Leaving out the images, repeat all the lines below exactly.
SUPPLIED RECORDS Start Marker
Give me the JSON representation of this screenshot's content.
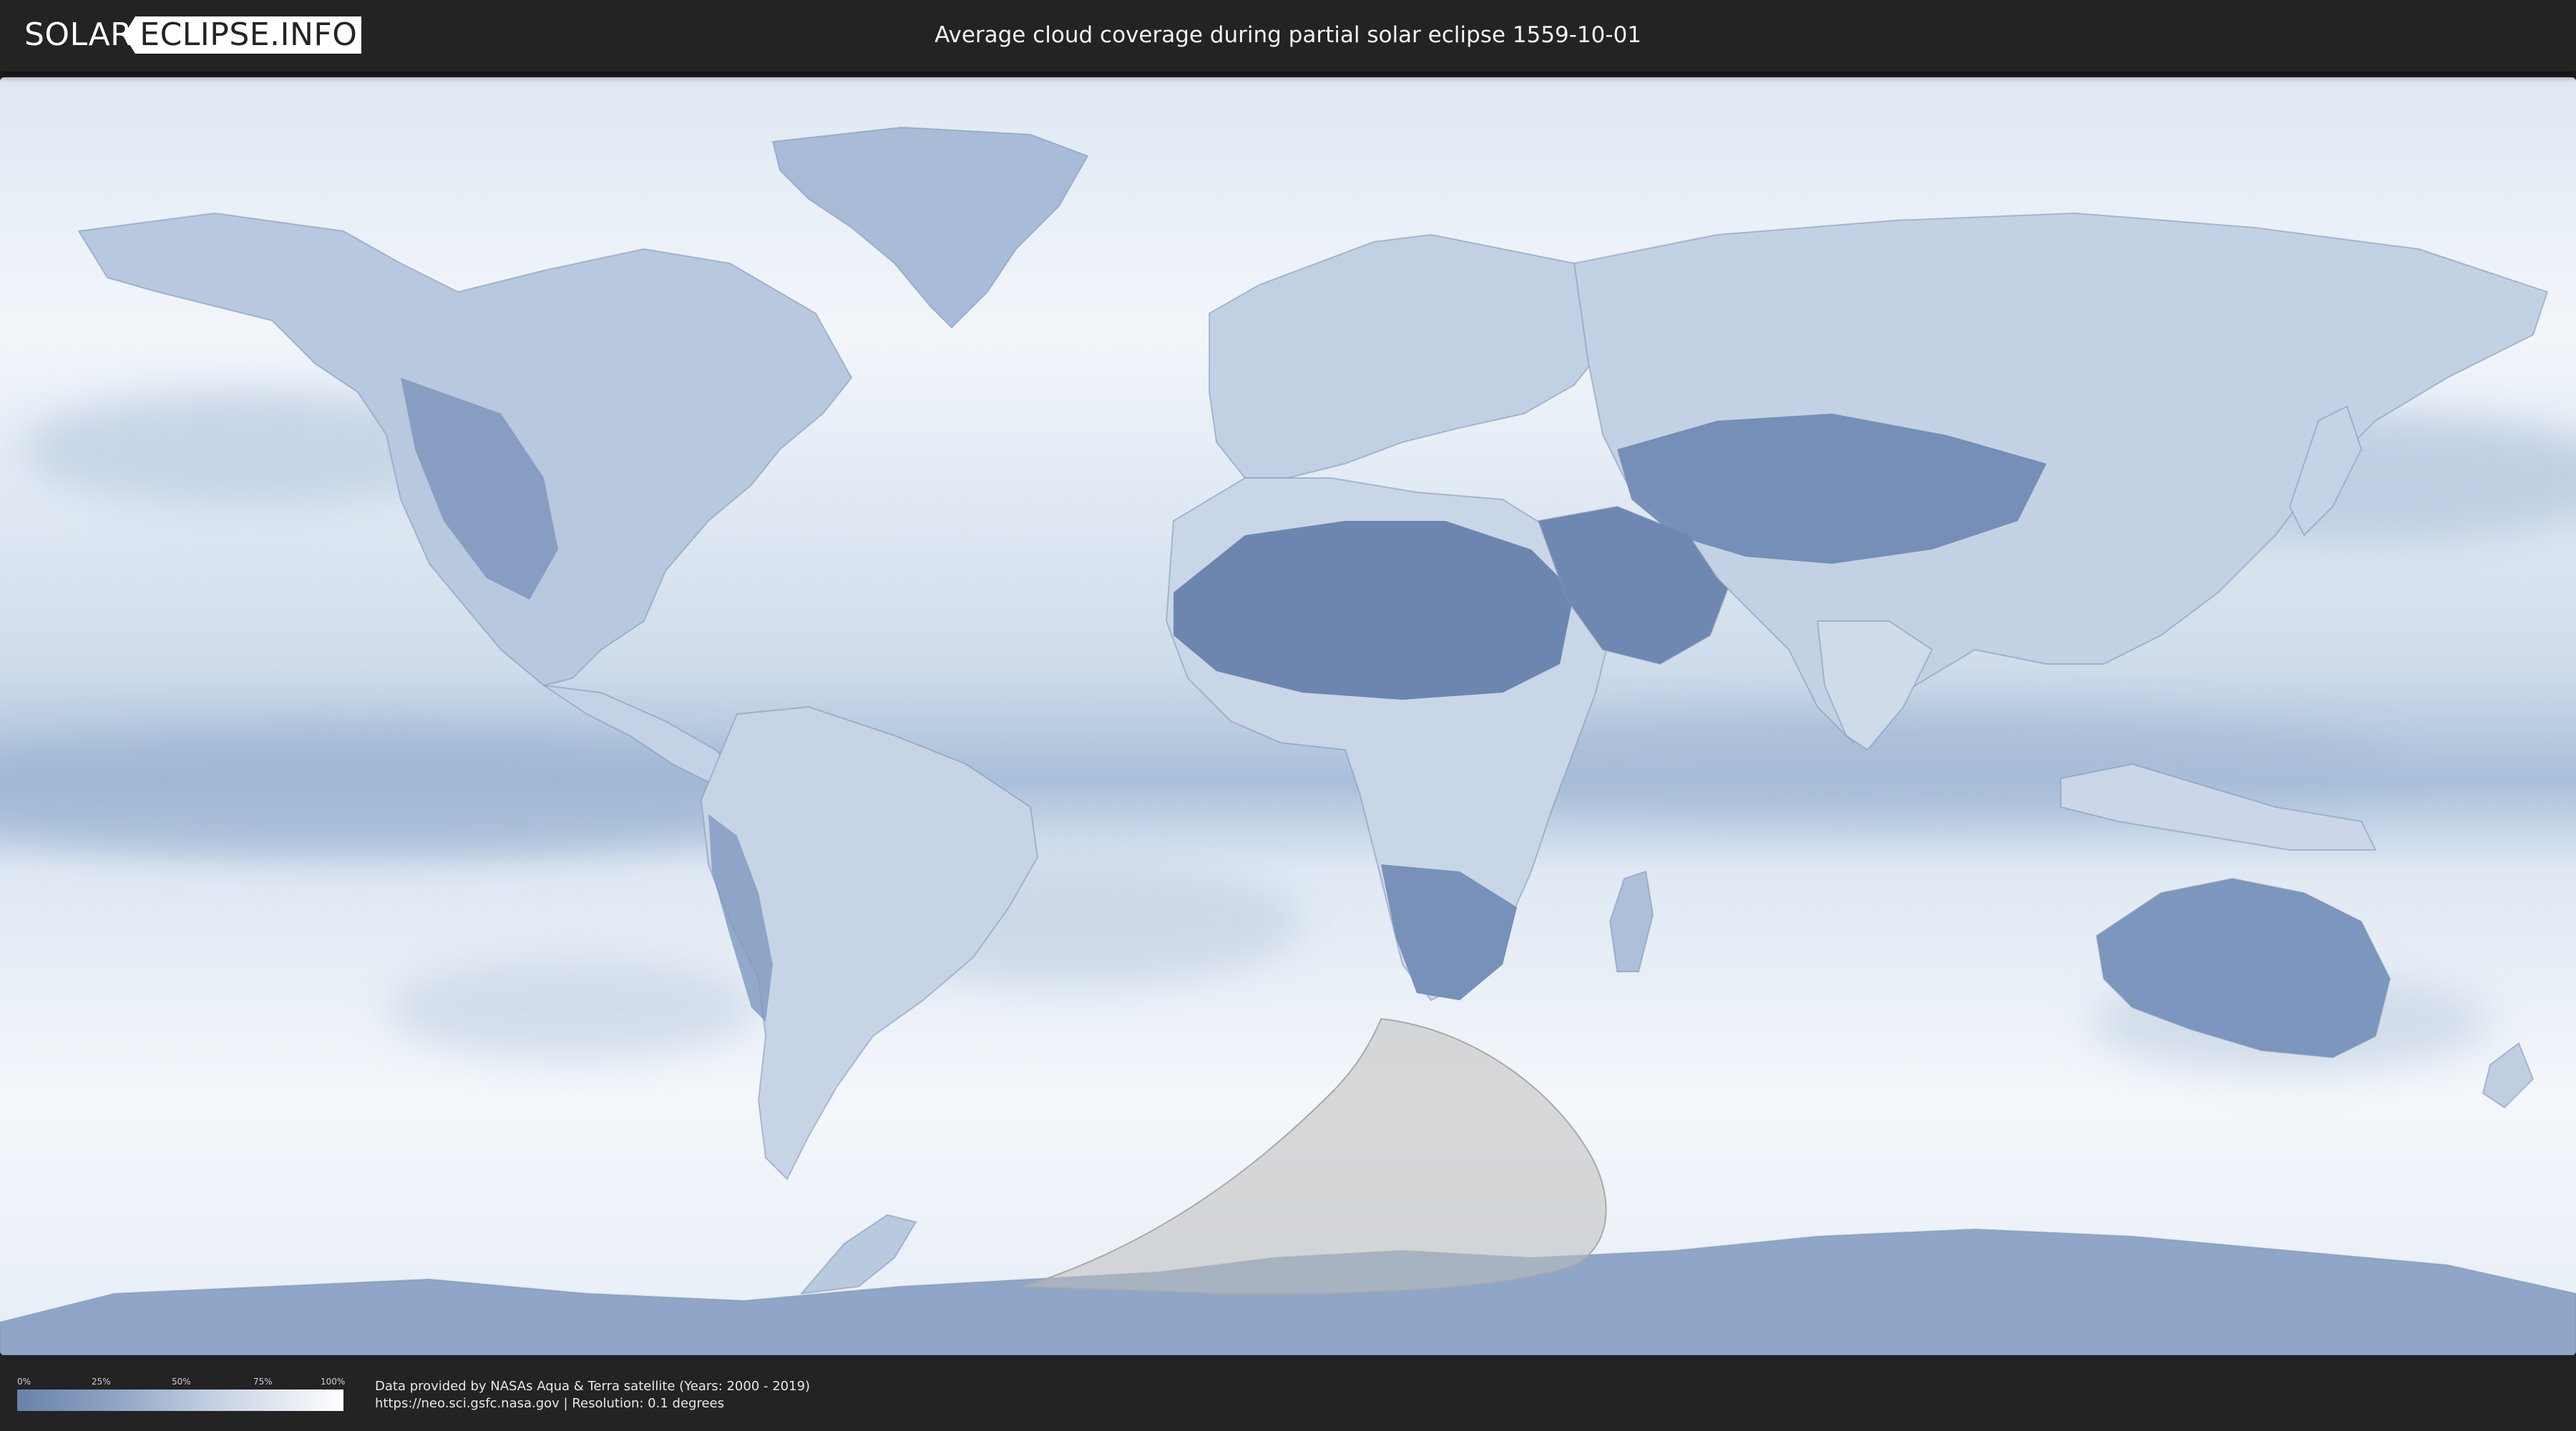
{
  "header": {
    "logo_left": "SOLAR",
    "logo_right": "ECLIPSE.INFO",
    "title": "Average cloud coverage during partial solar eclipse 1559-10-01"
  },
  "map": {
    "ocean_color": "#e9eff7",
    "land_cloudfree_color": "#6f88b1",
    "eclipse_zone_color": "#bdbdbd"
  },
  "legend": {
    "ticks": [
      "0%",
      "25%",
      "50%",
      "75%",
      "100%"
    ],
    "gradient_start": "#6a82ab",
    "gradient_end": "#ffffff"
  },
  "footer": {
    "credit_line1": "Data provided by NASAs Aqua & Terra satellite (Years: 2000 - 2019)",
    "credit_line2": "https://neo.sci.gsfc.nasa.gov | Resolution: 0.1 degrees"
  }
}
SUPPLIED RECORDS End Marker
◆ SOLUTION FOR THIS EXERCISE
Give me the JSON representation of this screenshot's content.
{
  "header": {
    "logo_left": "SOLAR",
    "logo_right": "ECLIPSE.INFO",
    "title": "Average cloud coverage during partial solar eclipse 1559-10-01"
  },
  "map": {
    "ocean_color": "#e9eff7",
    "land_cloudfree_color": "#6f88b1",
    "eclipse_zone_color": "#bdbdbd"
  },
  "legend": {
    "ticks": [
      "0%",
      "25%",
      "50%",
      "75%",
      "100%"
    ],
    "gradient_start": "#6a82ab",
    "gradient_end": "#ffffff"
  },
  "footer": {
    "credit_line1": "Data provided by NASAs Aqua & Terra satellite (Years: 2000 - 2019)",
    "credit_line2": "https://neo.sci.gsfc.nasa.gov | Resolution: 0.1 degrees"
  }
}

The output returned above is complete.